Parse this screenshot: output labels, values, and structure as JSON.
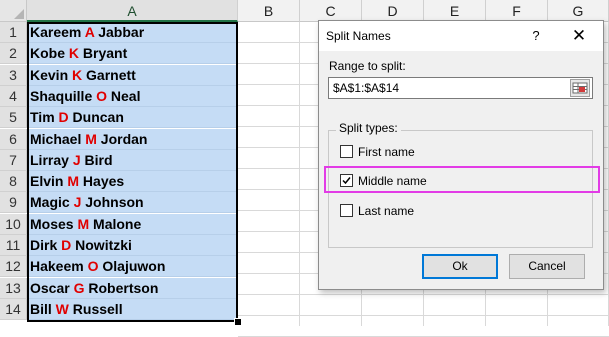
{
  "sheet": {
    "columns": [
      "A",
      "B",
      "C",
      "D",
      "E",
      "F",
      "G"
    ],
    "rows": [
      {
        "num": "1",
        "first": "Kareem ",
        "middle": "A",
        "last": " Jabbar"
      },
      {
        "num": "2",
        "first": "Kobe ",
        "middle": "K",
        "last": " Bryant"
      },
      {
        "num": "3",
        "first": "Kevin ",
        "middle": "K",
        "last": " Garnett"
      },
      {
        "num": "4",
        "first": "Shaquille ",
        "middle": "O",
        "last": " Neal"
      },
      {
        "num": "5",
        "first": "Tim ",
        "middle": "D",
        "last": " Duncan"
      },
      {
        "num": "6",
        "first": "Michael ",
        "middle": "M",
        "last": " Jordan"
      },
      {
        "num": "7",
        "first": "Lirray ",
        "middle": "J",
        "last": " Bird"
      },
      {
        "num": "8",
        "first": "Elvin ",
        "middle": "M",
        "last": " Hayes"
      },
      {
        "num": "9",
        "first": "Magic ",
        "middle": "J",
        "last": " Johnson"
      },
      {
        "num": "10",
        "first": "Moses ",
        "middle": "M",
        "last": " Malone"
      },
      {
        "num": "11",
        "first": "Dirk ",
        "middle": "D",
        "last": " Nowitzki"
      },
      {
        "num": "12",
        "first": "Hakeem ",
        "middle": "O",
        "last": " Olajuwon"
      },
      {
        "num": "13",
        "first": "Oscar ",
        "middle": "G",
        "last": " Robertson"
      },
      {
        "num": "14",
        "first": "Bill ",
        "middle": "W",
        "last": " Russell"
      }
    ]
  },
  "dialog": {
    "title": "Split Names",
    "help": "?",
    "close": "✕",
    "range_label": "Range to split:",
    "range_value": "$A$1:$A$14",
    "split_types_label": "Split types:",
    "options": [
      {
        "label": "First name",
        "checked": false
      },
      {
        "label": "Middle name",
        "checked": true
      },
      {
        "label": "Last name",
        "checked": false
      }
    ],
    "ok_label": "Ok",
    "cancel_label": "Cancel"
  },
  "colors": {
    "selection_fill": "#c5dcf5",
    "middle_initial": "#e00000",
    "highlight_box": "#e23be6"
  },
  "icons": {
    "range_picker": "range-select-icon",
    "close": "close-icon",
    "help": "help-icon",
    "check": "check-icon"
  }
}
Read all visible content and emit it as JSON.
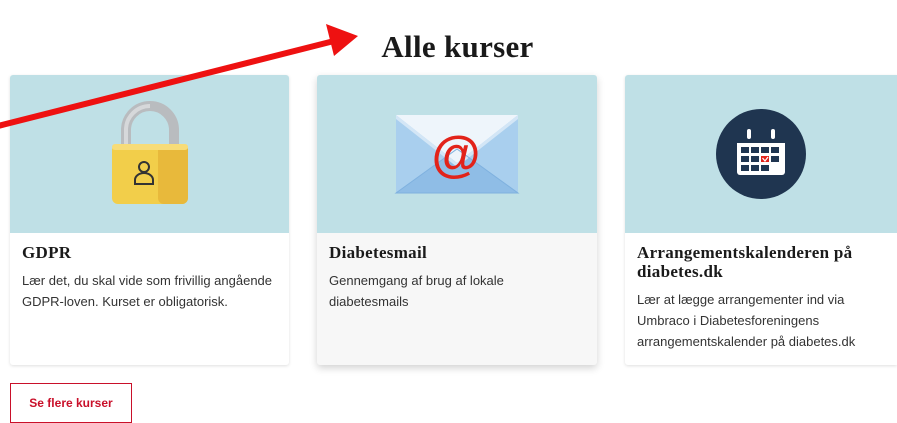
{
  "page": {
    "title": "Alle kurser"
  },
  "courses": [
    {
      "title": "GDPR",
      "description": "Lær det, du skal vide som frivillig angående GDPR-loven. Kurset er obligatorisk.",
      "icon": "padlock-icon"
    },
    {
      "title": "Diabetesmail",
      "description": "Gennemgang af brug af lokale diabetesmails",
      "icon": "envelope-icon"
    },
    {
      "title": "Arrangementskalenderen på diabetes.dk",
      "description": "Lær at lægge arrangementer ind via Umbraco i Diabetesforeningens arrangementskalender på diabetes.dk",
      "icon": "calendar-icon"
    }
  ],
  "more_button": {
    "label": "Se flere kurser"
  },
  "colors": {
    "accent": "#c9102a",
    "card_image_bg": "#bfe0e6",
    "annotation_arrow": "#ee1111"
  }
}
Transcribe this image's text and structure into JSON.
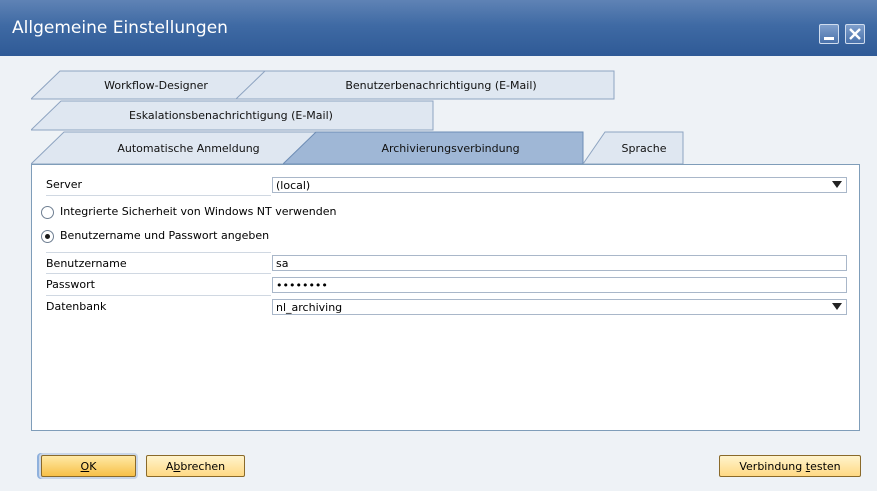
{
  "window": {
    "title": "Allgemeine Einstellungen",
    "accent": "#3f6aa4"
  },
  "tabs": {
    "row1": [
      {
        "label": "Workflow-Designer"
      },
      {
        "label": "Benutzerbenachrichtigung (E-Mail)"
      }
    ],
    "row2": [
      {
        "label": "Eskalationsbenachrichtigung (E-Mail)"
      }
    ],
    "row3": [
      {
        "label": "Automatische Anmeldung"
      },
      {
        "label": "Archivierungsverbindung",
        "active": true
      },
      {
        "label": "Sprache"
      }
    ]
  },
  "form": {
    "server": {
      "label": "Server",
      "value": "(local)"
    },
    "auth_options": [
      {
        "label": "Integrierte Sicherheit von Windows NT verwenden",
        "selected": false
      },
      {
        "label": "Benutzername und Passwort angeben",
        "selected": true
      }
    ],
    "username": {
      "label": "Benutzername",
      "value": "sa"
    },
    "password": {
      "label": "Passwort",
      "value": "••••••••"
    },
    "database": {
      "label": "Datenbank",
      "value": "nl_archiving"
    }
  },
  "buttons": {
    "ok": {
      "pre": "",
      "ul": "O",
      "post": "K"
    },
    "cancel": {
      "pre": "A",
      "ul": "b",
      "post": "brechen"
    },
    "test": {
      "pre": "Verbindung ",
      "ul": "t",
      "post": "esten"
    }
  }
}
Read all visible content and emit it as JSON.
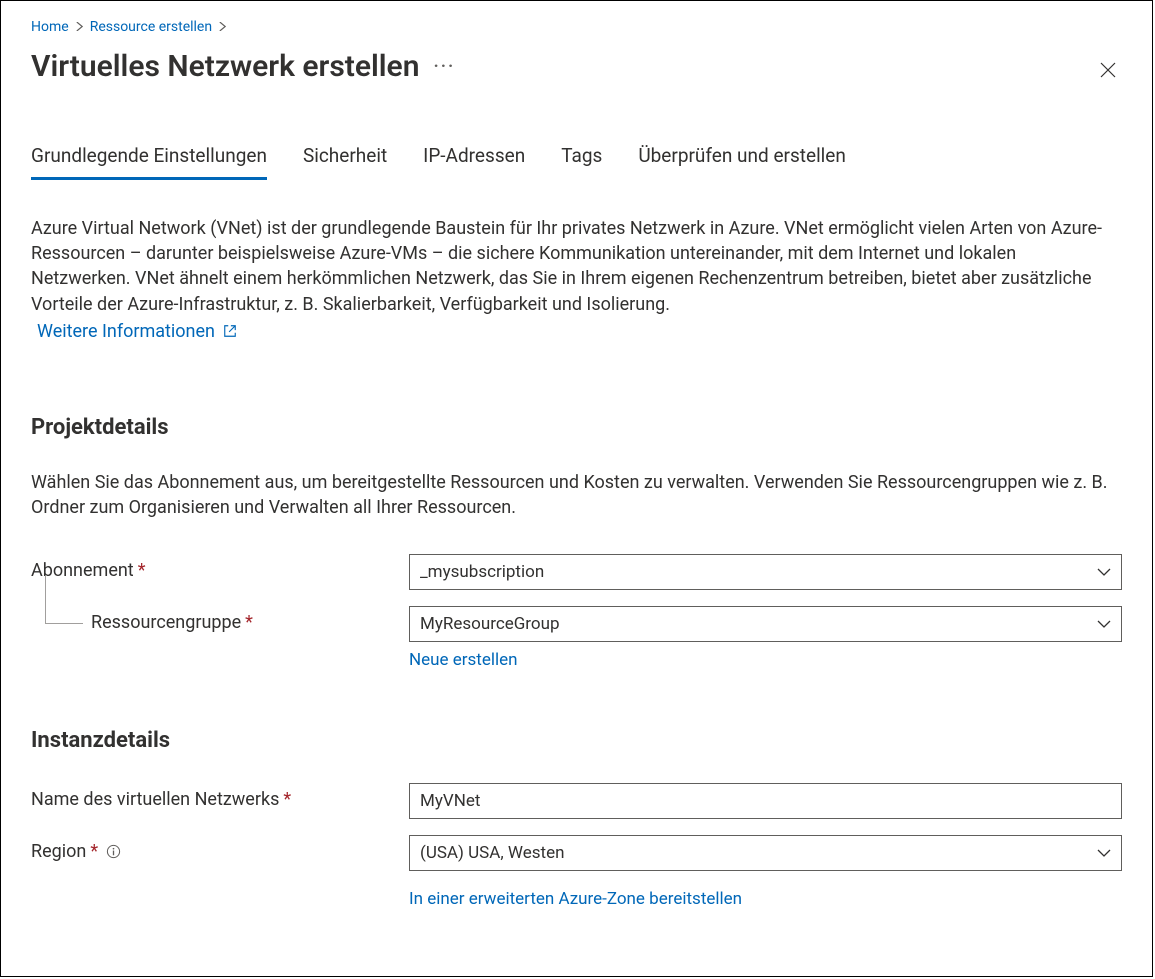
{
  "breadcrumb": {
    "home": "Home",
    "create": "Ressource erstellen"
  },
  "header": {
    "title": "Virtuelles Netzwerk erstellen"
  },
  "tabs": {
    "basics": "Grundlegende Einstellungen",
    "security": "Sicherheit",
    "ip": "IP-Adressen",
    "tags": "Tags",
    "review": "Überprüfen und erstellen"
  },
  "intro": {
    "text": "Azure Virtual Network (VNet) ist der grundlegende Baustein für Ihr privates Netzwerk in Azure. VNet ermöglicht vielen Arten von Azure-Ressourcen – darunter beispielsweise Azure-VMs – die sichere Kommunikation untereinander, mit dem Internet und lokalen Netzwerken. VNet ähnelt einem herkömmlichen Netzwerk, das Sie in Ihrem eigenen Rechenzentrum betreiben, bietet aber zusätzliche Vorteile der Azure-Infrastruktur, z. B. Skalierbarkeit, Verfügbarkeit und Isolierung.",
    "learn_more": "Weitere Informationen"
  },
  "project": {
    "title": "Projektdetails",
    "desc": "Wählen Sie das Abonnement aus, um bereitgestellte Ressourcen und Kosten zu verwalten. Verwenden Sie Ressourcengruppen wie z. B. Ordner zum Organisieren und Verwalten all Ihrer Ressourcen.",
    "subscription_label": "Abonnement",
    "subscription_value": "_mysubscription",
    "rg_label": "Ressourcengruppe",
    "rg_value": "MyResourceGroup",
    "rg_create_new": "Neue erstellen"
  },
  "instance": {
    "title": "Instanzdetails",
    "name_label": "Name des virtuellen Netzwerks",
    "name_value": "MyVNet",
    "region_label": "Region",
    "region_value": "(USA) USA, Westen",
    "extended_zone": "In einer erweiterten Azure-Zone bereitstellen"
  }
}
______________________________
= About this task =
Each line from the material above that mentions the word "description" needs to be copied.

= Written solution =
      "description": "Lær det, du skal vide som frivillig angående GDPR-loven. Kurset er obligatorisk.",
      "description": "Gennemgang af brug af lokale diabetesmails",
      "description": "Lær at lægge arrangementer ind via Umbraco i Diabetesforeningens arrangementskalender på diabetes.dk",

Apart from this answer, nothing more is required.